WHAT THE TASK ASKS -> Copy out, from the entries below, each line that holds the string "JSON".

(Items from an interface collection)
========

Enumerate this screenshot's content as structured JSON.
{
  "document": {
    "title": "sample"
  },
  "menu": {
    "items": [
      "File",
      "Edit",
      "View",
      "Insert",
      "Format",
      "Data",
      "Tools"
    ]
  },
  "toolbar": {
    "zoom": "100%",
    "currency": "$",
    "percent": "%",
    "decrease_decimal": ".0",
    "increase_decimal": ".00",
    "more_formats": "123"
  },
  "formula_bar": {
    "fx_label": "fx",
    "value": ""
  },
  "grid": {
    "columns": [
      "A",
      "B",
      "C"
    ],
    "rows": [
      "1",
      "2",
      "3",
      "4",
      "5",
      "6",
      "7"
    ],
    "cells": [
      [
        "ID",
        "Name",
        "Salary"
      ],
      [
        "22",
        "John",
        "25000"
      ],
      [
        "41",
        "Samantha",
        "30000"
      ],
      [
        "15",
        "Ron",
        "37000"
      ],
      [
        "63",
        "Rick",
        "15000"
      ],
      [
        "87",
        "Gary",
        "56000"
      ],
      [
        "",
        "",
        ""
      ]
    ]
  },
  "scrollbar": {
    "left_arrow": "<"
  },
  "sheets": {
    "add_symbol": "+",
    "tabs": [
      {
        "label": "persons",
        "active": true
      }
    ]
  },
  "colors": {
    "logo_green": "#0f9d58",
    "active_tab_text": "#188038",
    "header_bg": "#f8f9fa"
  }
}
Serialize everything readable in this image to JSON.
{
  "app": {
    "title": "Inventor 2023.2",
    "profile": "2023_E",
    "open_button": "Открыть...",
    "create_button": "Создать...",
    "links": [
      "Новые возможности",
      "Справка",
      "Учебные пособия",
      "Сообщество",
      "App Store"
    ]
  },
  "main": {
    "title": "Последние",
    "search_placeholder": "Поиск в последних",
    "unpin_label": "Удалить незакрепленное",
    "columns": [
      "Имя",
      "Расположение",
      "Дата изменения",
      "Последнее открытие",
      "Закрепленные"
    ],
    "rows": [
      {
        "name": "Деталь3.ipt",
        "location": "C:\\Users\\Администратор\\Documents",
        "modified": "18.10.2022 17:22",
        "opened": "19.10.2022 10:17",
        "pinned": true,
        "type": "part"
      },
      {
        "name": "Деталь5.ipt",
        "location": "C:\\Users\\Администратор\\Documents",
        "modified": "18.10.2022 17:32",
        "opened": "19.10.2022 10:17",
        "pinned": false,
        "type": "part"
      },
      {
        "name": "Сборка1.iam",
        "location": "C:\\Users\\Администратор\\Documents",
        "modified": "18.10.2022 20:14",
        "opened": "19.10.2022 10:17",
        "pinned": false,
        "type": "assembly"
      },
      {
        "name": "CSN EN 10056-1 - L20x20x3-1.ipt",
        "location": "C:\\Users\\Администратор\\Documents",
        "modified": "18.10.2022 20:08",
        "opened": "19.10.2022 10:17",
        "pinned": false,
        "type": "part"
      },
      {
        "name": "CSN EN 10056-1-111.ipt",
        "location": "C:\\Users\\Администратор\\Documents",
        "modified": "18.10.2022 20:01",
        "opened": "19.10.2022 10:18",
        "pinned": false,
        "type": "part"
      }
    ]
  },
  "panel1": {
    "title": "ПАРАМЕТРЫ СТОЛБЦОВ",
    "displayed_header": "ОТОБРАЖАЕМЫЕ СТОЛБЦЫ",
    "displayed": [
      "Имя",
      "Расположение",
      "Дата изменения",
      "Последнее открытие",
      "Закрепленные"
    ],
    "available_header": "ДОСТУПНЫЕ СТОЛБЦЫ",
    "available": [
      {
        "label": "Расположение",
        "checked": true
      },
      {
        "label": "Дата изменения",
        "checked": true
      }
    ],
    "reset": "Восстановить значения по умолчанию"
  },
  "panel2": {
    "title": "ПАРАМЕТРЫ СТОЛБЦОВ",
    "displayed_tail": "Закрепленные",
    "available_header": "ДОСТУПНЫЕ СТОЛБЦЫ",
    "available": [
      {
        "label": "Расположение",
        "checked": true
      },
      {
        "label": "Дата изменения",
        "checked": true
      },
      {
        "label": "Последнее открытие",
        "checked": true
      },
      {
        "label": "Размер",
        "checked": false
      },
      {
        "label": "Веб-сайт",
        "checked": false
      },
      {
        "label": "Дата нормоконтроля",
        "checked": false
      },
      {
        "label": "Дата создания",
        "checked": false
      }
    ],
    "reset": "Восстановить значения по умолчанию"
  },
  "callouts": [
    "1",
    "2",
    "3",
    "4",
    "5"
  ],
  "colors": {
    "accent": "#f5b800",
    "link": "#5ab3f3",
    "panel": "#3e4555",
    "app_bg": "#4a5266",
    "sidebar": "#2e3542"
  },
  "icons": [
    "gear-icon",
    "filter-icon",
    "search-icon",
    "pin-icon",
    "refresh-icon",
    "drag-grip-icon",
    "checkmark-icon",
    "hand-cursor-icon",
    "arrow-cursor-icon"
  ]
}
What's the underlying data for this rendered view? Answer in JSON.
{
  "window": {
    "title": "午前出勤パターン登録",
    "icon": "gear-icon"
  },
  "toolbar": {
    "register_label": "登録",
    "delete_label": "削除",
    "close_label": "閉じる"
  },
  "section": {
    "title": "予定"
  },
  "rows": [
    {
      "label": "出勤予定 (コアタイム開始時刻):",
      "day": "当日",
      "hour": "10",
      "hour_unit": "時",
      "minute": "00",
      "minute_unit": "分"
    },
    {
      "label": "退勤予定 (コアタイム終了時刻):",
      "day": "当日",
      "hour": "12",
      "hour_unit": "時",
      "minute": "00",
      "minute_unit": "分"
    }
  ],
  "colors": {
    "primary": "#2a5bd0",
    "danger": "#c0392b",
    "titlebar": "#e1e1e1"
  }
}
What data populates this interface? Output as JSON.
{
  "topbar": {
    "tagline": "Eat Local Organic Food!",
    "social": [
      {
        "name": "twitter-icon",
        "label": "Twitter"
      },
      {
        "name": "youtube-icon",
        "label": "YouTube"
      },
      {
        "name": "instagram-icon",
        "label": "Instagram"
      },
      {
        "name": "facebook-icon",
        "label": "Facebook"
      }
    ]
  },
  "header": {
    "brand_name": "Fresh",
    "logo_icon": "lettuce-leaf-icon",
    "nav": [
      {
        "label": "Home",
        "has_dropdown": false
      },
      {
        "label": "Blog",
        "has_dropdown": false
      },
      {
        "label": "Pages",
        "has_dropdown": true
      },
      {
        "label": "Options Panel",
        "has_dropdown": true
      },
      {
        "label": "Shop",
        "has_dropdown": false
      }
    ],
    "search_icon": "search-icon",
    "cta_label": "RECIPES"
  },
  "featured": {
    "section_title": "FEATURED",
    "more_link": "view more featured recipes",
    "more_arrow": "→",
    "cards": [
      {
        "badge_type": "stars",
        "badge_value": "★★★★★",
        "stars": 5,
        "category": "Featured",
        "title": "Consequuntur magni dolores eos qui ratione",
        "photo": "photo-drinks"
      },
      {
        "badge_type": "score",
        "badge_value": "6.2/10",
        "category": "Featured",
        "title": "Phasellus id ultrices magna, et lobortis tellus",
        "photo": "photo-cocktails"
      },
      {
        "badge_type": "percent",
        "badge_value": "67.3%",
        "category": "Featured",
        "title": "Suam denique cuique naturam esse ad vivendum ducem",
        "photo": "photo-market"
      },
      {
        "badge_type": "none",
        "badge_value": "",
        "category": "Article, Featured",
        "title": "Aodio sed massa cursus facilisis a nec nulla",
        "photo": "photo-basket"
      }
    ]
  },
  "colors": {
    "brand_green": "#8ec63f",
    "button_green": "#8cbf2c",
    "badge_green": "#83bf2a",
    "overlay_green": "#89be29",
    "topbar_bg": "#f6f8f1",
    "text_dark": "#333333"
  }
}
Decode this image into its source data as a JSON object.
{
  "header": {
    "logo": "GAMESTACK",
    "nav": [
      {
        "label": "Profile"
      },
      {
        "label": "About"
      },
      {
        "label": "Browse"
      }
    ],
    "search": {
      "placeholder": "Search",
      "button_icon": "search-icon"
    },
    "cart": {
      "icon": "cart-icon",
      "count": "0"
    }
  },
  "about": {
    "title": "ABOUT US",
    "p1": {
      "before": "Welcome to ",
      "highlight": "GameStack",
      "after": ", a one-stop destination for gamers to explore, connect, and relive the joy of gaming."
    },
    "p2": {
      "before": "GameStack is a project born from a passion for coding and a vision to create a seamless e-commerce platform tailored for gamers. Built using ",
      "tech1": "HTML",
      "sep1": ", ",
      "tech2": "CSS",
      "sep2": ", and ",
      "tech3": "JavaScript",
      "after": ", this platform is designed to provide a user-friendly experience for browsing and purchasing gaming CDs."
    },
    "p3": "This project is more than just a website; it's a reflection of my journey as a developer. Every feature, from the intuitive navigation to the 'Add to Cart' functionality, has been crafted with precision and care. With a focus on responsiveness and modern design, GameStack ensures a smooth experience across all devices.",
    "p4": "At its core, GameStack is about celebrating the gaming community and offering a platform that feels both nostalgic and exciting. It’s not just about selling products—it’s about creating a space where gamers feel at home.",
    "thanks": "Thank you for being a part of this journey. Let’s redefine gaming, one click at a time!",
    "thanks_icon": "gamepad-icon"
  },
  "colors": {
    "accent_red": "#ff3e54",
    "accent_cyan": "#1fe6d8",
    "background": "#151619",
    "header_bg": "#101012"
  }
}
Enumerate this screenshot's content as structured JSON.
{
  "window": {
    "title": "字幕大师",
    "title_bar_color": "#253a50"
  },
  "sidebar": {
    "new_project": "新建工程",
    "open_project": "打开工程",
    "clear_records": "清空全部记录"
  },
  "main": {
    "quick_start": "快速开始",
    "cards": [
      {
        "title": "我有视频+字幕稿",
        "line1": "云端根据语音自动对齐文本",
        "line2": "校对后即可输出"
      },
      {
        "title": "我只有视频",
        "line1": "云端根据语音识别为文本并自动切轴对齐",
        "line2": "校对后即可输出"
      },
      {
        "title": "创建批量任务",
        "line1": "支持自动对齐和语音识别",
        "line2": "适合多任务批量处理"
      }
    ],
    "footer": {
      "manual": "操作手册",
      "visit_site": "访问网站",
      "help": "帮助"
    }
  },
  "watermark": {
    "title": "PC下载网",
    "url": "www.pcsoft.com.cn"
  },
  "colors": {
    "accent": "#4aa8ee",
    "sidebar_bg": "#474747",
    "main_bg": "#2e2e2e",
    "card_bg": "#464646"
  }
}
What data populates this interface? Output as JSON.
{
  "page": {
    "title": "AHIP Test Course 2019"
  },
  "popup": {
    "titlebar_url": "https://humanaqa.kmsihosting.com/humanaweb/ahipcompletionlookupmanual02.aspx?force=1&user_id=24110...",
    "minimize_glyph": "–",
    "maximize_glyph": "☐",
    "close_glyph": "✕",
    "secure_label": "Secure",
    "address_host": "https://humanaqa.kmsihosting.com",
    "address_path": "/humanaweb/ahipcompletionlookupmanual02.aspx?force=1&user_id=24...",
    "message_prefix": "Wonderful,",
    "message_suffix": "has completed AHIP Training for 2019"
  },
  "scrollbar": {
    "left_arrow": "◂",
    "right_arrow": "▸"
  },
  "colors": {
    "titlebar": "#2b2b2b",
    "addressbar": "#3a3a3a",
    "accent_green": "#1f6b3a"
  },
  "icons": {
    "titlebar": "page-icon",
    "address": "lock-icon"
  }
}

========

WRITTEN REPLY ->
Enumerate this screenshot's content as structured JSON.
Serialize everything readable in this image to JSON.
What's the underlying data for this rendered view? Answer in JSON.
What data populates this interface? Output as JSON.
Decode this image into its source data as a JSON object.
Enumerate this screenshot's content as structured JSON.
What data populates this interface? Output as JSON.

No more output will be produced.